Impact of Pregnancy on the Development of Anti-HLA Antibodies
SIFI B. 1, MEÇABIH F. 1,2, ATTAL N. 1,2
1 Pasteur Institute of Algeria, Algiers, Algeria; 2 Faculty of Pharmacy, Algiers, Algeria

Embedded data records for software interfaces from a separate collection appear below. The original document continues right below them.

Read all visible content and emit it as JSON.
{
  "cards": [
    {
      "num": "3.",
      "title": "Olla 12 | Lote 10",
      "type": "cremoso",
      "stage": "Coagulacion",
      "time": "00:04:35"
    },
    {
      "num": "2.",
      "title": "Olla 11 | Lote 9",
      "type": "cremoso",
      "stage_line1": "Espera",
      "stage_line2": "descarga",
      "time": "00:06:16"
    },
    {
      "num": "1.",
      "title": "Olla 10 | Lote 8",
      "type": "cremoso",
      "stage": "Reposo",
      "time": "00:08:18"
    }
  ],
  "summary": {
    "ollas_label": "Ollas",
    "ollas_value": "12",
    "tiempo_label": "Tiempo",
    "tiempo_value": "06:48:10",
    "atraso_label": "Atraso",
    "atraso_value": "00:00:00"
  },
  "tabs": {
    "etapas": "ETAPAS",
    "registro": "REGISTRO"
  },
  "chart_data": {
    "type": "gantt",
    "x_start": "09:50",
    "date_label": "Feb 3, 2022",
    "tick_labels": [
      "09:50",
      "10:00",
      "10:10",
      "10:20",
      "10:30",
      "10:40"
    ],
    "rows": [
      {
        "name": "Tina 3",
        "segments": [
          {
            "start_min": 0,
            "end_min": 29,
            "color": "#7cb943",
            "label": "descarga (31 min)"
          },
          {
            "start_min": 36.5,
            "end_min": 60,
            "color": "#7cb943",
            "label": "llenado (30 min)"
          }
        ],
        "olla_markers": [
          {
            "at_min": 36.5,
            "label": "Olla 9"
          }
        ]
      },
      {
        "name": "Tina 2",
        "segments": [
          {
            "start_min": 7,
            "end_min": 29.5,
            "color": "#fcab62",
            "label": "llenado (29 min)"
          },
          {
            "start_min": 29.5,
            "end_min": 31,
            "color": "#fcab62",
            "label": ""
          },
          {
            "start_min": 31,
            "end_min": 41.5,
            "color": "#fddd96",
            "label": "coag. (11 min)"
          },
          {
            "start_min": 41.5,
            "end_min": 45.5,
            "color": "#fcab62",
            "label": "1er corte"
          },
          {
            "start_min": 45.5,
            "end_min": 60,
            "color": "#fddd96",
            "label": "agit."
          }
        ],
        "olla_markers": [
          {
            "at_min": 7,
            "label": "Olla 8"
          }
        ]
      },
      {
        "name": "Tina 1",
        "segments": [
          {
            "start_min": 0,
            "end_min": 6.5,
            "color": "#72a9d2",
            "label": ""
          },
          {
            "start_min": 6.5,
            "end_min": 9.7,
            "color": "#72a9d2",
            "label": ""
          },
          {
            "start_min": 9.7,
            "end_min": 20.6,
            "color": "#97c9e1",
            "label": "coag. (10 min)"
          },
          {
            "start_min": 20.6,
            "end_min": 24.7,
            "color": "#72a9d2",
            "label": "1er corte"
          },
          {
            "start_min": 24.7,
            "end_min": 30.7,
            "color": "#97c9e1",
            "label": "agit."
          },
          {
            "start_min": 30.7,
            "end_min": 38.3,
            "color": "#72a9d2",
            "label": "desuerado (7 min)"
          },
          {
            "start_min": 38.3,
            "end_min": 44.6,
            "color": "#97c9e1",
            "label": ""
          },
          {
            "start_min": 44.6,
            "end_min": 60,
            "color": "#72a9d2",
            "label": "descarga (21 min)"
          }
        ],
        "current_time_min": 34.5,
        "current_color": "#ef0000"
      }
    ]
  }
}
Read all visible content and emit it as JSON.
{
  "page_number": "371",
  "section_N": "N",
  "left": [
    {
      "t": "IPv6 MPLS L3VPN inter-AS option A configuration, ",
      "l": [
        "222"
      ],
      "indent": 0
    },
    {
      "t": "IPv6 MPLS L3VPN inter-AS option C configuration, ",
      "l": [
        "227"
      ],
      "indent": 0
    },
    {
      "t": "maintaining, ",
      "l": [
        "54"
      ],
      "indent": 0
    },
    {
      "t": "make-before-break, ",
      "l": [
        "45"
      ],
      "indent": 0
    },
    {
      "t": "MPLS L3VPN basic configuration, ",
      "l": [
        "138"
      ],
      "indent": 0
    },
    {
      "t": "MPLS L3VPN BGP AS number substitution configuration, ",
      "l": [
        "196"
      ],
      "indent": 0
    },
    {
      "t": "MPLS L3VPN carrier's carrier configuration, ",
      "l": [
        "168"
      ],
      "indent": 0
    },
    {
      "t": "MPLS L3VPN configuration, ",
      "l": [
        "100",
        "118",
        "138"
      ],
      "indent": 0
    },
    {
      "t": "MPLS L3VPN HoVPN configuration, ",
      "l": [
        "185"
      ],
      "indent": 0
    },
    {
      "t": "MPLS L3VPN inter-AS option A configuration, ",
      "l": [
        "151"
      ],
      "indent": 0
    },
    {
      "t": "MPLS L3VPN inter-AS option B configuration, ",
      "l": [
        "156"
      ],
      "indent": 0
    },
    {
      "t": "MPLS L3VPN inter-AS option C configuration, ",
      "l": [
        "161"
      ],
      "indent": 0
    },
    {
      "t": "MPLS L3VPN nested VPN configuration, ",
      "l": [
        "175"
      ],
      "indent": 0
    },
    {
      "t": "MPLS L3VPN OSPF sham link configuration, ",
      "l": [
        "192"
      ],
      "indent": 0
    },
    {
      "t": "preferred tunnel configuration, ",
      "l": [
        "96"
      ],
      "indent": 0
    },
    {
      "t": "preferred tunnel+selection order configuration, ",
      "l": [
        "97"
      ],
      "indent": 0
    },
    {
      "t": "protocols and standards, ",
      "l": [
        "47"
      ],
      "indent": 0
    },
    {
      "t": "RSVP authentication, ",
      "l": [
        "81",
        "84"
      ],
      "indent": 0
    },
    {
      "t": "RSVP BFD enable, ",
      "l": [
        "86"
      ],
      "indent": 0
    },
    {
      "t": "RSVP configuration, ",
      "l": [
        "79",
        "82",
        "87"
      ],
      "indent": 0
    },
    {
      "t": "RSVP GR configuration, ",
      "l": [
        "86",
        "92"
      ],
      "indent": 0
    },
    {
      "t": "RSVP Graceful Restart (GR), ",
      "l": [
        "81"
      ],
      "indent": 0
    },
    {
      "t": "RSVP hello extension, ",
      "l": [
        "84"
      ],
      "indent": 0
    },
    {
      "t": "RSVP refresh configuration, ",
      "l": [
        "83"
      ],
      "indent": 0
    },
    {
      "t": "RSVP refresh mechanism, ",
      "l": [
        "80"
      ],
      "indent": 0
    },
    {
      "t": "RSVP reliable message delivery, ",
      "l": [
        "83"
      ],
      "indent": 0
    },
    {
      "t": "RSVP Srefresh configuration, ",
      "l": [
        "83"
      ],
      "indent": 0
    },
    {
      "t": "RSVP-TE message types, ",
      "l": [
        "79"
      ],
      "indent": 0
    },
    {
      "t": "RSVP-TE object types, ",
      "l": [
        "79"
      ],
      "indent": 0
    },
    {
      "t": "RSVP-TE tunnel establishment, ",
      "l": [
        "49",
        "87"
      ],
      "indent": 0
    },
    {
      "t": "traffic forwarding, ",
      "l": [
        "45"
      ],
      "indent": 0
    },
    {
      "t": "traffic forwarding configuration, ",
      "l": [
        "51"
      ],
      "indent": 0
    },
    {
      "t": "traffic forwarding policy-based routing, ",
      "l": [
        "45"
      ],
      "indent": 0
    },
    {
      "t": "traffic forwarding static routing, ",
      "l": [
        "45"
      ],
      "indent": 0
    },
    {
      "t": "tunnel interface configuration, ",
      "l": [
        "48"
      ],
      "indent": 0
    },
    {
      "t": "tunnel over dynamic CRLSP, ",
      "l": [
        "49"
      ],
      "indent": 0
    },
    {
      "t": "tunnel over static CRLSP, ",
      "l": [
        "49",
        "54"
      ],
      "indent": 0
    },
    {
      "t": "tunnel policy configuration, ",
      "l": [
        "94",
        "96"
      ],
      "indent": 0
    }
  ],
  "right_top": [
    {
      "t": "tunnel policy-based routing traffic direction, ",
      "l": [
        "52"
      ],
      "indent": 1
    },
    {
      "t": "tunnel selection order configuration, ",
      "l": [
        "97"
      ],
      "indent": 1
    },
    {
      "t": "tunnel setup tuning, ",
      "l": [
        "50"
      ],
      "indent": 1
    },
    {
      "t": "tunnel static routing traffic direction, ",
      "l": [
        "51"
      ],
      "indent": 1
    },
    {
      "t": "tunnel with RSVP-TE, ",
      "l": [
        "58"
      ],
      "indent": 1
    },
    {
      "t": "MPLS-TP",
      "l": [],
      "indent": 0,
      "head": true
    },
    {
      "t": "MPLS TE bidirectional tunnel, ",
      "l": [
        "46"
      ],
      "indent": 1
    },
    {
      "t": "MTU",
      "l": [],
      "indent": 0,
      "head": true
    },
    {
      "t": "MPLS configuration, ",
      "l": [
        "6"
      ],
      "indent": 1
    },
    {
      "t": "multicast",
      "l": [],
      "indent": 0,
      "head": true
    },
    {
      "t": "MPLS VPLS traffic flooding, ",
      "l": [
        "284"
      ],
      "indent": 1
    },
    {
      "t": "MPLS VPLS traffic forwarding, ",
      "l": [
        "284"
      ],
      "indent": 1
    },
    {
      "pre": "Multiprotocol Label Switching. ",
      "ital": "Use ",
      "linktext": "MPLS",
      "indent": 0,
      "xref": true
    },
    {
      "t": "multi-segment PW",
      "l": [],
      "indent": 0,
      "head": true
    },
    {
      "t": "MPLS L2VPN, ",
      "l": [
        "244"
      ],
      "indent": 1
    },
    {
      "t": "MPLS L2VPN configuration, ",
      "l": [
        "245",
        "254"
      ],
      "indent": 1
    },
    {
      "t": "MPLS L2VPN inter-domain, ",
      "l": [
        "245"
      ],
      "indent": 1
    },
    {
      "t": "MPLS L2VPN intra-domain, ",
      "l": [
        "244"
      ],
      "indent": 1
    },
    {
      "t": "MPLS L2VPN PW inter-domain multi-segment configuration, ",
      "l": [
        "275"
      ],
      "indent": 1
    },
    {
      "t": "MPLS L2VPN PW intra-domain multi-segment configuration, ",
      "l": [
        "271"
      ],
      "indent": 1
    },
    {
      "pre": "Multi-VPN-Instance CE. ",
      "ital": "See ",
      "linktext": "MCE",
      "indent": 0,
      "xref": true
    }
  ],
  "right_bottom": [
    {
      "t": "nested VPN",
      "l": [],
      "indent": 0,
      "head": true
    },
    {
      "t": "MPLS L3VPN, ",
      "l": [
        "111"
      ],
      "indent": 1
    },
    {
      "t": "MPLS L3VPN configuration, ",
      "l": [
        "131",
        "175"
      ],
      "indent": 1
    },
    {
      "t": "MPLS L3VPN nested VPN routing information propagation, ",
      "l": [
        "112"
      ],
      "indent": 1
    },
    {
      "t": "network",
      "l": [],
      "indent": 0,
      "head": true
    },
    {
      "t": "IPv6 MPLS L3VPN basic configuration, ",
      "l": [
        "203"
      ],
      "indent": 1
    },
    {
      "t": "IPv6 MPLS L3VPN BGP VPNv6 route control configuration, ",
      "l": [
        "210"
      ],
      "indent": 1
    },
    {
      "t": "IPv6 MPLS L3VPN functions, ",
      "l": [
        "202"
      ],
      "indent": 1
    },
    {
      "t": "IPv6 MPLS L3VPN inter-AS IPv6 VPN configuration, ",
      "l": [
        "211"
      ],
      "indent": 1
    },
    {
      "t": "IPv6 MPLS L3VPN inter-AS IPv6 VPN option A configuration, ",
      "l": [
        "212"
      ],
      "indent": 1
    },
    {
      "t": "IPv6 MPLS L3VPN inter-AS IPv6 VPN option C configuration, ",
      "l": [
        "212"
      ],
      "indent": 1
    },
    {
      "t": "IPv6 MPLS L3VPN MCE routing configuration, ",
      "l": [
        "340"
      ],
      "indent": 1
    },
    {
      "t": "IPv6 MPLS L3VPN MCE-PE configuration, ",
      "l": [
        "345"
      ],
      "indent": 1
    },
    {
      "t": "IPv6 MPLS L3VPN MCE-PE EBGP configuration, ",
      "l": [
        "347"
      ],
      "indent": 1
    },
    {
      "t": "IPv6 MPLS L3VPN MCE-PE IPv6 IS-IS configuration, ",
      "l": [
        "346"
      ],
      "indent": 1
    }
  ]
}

HLA molecules possess polymorphic and antigenic properties making them susceptible to targeting by anti-HLA antibodies due to allo-immunization. This immune response can arise from various circumstances such as transfusions, transplants, and pregnancies. The purpose of our study was to evaluate the effects of pregnancy on the development of anti-HLA antibodies in women awaiting kidney transplantation. We conducted a retrospective analysis encompassing a total of eighty-five women who were tested for anti-HLA immunization using Labscreen Single Antigen tests as part of their pre-transplant assessment. Among the thirty-seven women who had been pregnant, thirty-two (86%; 95%CI = [74%-98%]) tested positive for anti-HLA antibodies. Specifically, twenty-nine (78%; 95%CI = [64%-92%]) had antibodies against HLA class I, and twenty-eight (76%; 95%CI = [61%-90%]) against HLA class II. Regarding the reactivity of these antibodies to the general population, we found that the median PRA was 47% for HLA class I antibodies and 28% for HLA class II antibodies. Furthermore, we observed a positive correlation between the number of pregnancies and the PRA, with a statistical measure (R²) of 0.35 (p = 2.5e-9) for HLA class I antibodies and 0.29 (p = 9.2e-8) for HLA class II antibodies. Multivariate analysis demonstrated that the presence of at least one pregnancy significantly increased the likelihood of anti-HLA allo-immunization, regardless of age and number of pregnancies (p < 0.01; OR = 57.9; 95%CI = [8.61 - 643]). In conclusion, our study demonstrates that a single pregnancy is sufficient to induce the development of anti-HLA antibodies. Additionally, the number of pregnancies impacts the diversity of the antibody response. These findings underscore the importance of considering pregnancy as a factor in assessing the risk of anti-HLA allo-immunization and its potential impact on transplant outcomes.